Which of those is crucial? My guess is that the big one there is management. We're probably entering a period of relative stalement on Capitol Hill, at least after the elections this fall, so while dealing with Congress is always important, it's probably less so than it was this year. I think media savvy is far overrated in general within the White House (or the larger presidential branch); really, it's overrated in the president, and it's very hard to believe that an OMB director is going to affect public opinion at all. Obviously, understanding the budget and the president's agenda are necessary, but one would imagine those are threshold requirements.

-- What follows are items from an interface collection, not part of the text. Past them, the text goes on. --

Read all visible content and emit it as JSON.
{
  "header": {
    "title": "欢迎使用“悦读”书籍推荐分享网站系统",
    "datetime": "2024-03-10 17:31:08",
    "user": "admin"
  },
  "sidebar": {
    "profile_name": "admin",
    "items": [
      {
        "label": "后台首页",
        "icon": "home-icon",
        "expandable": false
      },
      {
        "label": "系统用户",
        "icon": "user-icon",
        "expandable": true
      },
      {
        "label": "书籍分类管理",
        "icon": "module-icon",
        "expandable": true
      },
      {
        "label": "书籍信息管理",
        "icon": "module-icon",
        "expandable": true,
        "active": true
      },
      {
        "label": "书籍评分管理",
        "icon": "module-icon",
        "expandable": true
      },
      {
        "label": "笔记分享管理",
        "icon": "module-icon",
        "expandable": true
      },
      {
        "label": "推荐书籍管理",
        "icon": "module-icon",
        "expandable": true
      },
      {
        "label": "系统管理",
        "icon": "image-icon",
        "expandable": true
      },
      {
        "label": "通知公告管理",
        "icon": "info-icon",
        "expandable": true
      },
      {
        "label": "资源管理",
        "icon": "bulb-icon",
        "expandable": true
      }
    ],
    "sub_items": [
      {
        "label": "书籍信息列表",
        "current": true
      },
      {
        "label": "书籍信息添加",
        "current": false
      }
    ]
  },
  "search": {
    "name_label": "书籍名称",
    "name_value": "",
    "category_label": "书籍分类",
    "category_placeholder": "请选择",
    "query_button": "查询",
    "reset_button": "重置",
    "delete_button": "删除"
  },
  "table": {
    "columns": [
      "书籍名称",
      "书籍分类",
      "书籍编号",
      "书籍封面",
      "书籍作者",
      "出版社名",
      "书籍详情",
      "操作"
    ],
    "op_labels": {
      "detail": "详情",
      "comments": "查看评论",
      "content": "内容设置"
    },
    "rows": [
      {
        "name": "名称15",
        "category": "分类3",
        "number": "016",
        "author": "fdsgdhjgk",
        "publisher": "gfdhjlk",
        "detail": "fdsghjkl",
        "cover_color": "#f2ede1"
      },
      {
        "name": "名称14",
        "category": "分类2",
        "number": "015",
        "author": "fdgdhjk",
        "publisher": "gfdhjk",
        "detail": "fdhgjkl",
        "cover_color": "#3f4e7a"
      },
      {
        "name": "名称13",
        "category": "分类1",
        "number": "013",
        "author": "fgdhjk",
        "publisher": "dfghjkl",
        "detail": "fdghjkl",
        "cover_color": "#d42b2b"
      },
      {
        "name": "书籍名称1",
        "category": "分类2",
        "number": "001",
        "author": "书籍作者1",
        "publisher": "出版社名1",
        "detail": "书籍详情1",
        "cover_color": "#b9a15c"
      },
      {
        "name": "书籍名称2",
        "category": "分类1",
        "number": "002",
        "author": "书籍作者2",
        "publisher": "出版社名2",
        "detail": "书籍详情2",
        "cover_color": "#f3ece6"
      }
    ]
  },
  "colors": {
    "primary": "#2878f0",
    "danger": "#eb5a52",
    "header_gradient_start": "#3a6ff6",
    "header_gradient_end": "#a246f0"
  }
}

Management, however...my guess is that that's the key one. I think there's a very, very good chance that there are still at least a handful, and perhaps dozens, of MMS-type scandals still to be uncovered and, more importantly, fixed. Or, if not true scandals, just plenty of agencies that received little if any supervision during the Bush years, beyond a general understanding that the best way to have the White House ignore them (and mostly that's what bureaucrats want) was to not upset any major GOP-aligned interests. That is, there was little reward in actually doing their job well. However, this administration is supposed to care about government working well, and while they may have been aggressively attacking such things below the radar, my guess is that it hasn't been on the front burner so far. It should be, now, and it certainly should be, if there is legislative stalemate, next year and in 2012 -- if for no other reason that scandals uncovered in that year aren't going to be plausibly blamed on the last administration. And the one spot that the president can use to make sure that the various agencies and departments are reasonably well-run, and are actually implementing his policies, is the OMB director.
So I have no idea whether Lew is the right person for that job, although previous experience is almost certainly a Good Thing, but I would say that a lot of the job that needs to be done is more about management than about policy per se (although of course a lot of management is policy. And vice versa).